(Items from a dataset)
╔══
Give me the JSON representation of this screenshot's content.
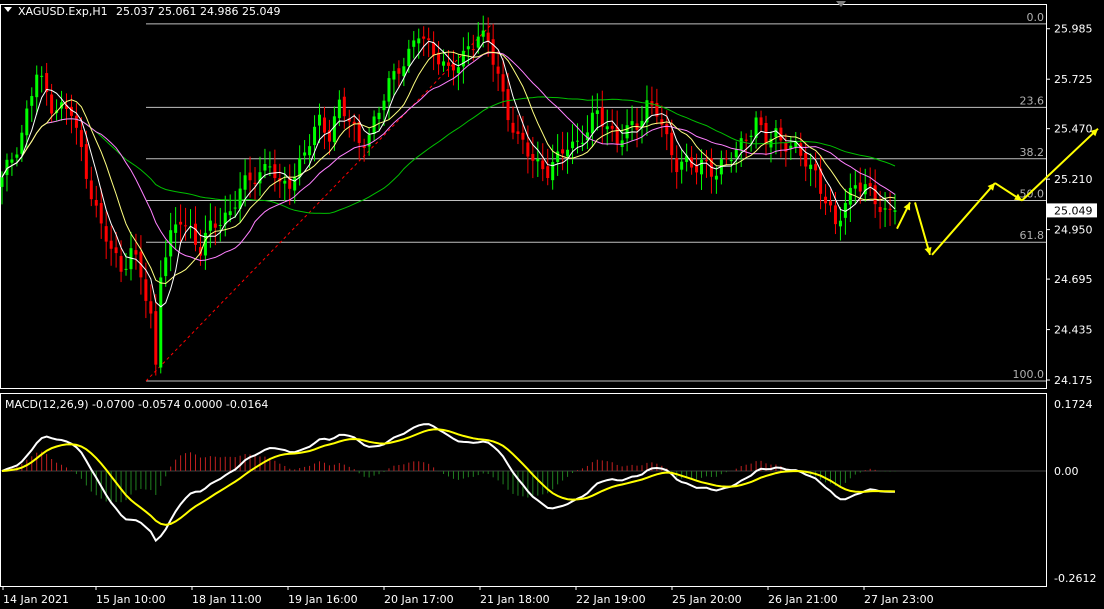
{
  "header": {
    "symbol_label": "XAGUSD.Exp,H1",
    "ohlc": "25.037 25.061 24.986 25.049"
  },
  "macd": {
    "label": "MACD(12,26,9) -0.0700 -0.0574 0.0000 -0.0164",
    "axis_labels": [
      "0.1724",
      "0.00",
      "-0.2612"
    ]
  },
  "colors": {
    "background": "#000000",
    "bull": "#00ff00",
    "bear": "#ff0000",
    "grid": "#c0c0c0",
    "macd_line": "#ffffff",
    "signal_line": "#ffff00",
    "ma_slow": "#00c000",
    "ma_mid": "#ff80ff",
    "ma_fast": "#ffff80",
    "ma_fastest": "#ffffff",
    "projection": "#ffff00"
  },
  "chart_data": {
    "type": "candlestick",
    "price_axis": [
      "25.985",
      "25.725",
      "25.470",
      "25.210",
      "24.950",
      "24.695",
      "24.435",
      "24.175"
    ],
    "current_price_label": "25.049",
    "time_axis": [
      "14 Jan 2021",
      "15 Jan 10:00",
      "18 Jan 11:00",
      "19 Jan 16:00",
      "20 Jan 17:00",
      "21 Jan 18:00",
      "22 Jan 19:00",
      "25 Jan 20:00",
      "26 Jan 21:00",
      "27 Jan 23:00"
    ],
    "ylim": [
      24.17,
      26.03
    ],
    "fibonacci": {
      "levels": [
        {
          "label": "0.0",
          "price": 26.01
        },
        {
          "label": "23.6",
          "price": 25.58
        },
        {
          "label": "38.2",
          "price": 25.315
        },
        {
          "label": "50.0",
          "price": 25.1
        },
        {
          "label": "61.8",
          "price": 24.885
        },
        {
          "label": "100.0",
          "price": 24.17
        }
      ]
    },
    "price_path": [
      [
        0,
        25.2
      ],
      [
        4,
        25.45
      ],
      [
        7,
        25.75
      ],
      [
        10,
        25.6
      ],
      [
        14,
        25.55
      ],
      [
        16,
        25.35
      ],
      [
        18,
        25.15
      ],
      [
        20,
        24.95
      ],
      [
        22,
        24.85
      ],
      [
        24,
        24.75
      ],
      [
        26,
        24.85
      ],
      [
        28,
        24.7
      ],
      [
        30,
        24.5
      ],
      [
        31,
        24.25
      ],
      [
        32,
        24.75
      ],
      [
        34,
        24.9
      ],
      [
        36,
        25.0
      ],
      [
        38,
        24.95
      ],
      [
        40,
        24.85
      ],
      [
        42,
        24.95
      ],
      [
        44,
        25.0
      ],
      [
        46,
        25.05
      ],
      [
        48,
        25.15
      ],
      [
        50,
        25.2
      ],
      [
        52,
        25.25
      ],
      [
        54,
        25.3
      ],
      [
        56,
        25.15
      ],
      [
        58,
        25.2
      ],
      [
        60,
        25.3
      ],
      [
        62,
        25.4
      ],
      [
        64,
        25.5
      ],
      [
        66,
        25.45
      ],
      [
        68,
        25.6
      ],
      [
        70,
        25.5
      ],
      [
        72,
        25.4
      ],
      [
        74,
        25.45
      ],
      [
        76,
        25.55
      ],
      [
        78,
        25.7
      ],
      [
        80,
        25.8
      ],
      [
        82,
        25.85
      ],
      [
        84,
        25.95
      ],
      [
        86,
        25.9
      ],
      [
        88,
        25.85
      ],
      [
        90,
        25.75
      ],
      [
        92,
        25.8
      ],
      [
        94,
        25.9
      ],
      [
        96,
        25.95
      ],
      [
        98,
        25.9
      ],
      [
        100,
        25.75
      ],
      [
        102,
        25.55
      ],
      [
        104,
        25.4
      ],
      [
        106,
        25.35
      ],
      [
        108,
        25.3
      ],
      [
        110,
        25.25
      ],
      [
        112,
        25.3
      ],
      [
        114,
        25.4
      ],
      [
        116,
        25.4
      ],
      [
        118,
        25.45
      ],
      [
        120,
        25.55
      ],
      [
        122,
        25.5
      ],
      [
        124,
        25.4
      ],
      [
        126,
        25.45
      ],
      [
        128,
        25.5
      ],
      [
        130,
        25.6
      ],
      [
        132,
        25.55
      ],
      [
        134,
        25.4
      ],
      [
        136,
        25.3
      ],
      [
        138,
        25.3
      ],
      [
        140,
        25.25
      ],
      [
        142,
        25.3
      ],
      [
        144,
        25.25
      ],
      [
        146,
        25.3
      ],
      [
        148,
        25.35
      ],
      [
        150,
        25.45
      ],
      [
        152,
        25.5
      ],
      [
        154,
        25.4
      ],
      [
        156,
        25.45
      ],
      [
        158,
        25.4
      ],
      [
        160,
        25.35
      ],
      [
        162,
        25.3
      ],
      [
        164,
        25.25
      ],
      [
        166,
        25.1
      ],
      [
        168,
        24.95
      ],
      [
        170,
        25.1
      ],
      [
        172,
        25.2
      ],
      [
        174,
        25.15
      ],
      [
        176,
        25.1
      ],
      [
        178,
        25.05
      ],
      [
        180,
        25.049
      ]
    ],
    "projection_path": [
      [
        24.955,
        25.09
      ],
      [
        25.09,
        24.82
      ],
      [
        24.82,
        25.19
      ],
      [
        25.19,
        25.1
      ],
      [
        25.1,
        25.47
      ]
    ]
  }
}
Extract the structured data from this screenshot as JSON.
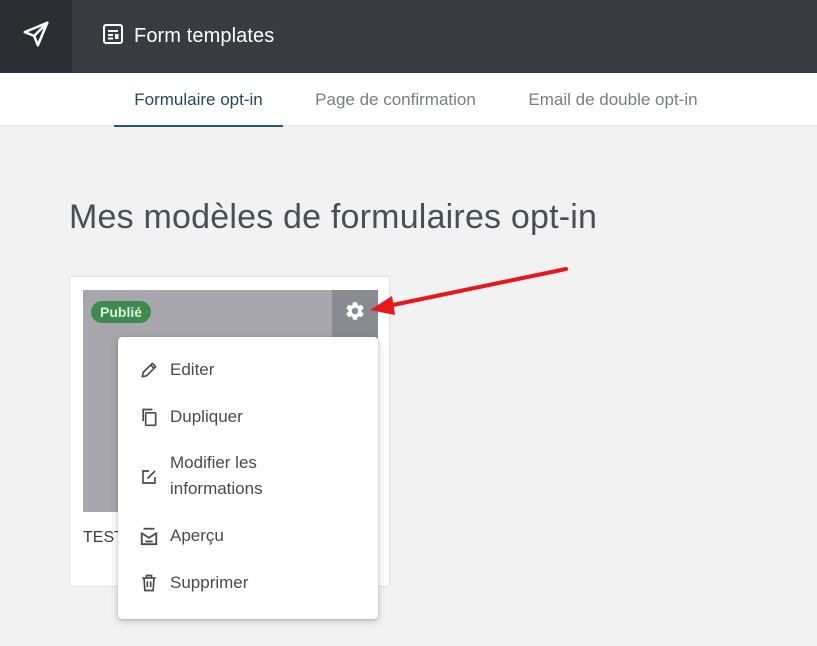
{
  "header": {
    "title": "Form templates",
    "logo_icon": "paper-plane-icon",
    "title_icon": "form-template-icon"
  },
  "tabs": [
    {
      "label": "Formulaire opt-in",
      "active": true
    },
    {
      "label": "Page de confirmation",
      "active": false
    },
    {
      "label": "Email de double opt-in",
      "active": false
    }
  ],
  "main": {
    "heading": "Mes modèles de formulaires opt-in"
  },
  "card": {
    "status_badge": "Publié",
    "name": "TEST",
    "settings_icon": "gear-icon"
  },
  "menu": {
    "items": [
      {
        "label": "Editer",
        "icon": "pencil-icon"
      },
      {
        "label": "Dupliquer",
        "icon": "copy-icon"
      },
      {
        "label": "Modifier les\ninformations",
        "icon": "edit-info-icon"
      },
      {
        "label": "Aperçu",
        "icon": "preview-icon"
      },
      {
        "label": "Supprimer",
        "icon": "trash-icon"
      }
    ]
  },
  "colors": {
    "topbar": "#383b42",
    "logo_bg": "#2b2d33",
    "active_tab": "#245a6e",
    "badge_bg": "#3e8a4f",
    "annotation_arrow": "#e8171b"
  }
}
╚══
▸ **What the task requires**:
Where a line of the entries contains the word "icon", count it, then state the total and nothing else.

▸ **Solution**:
8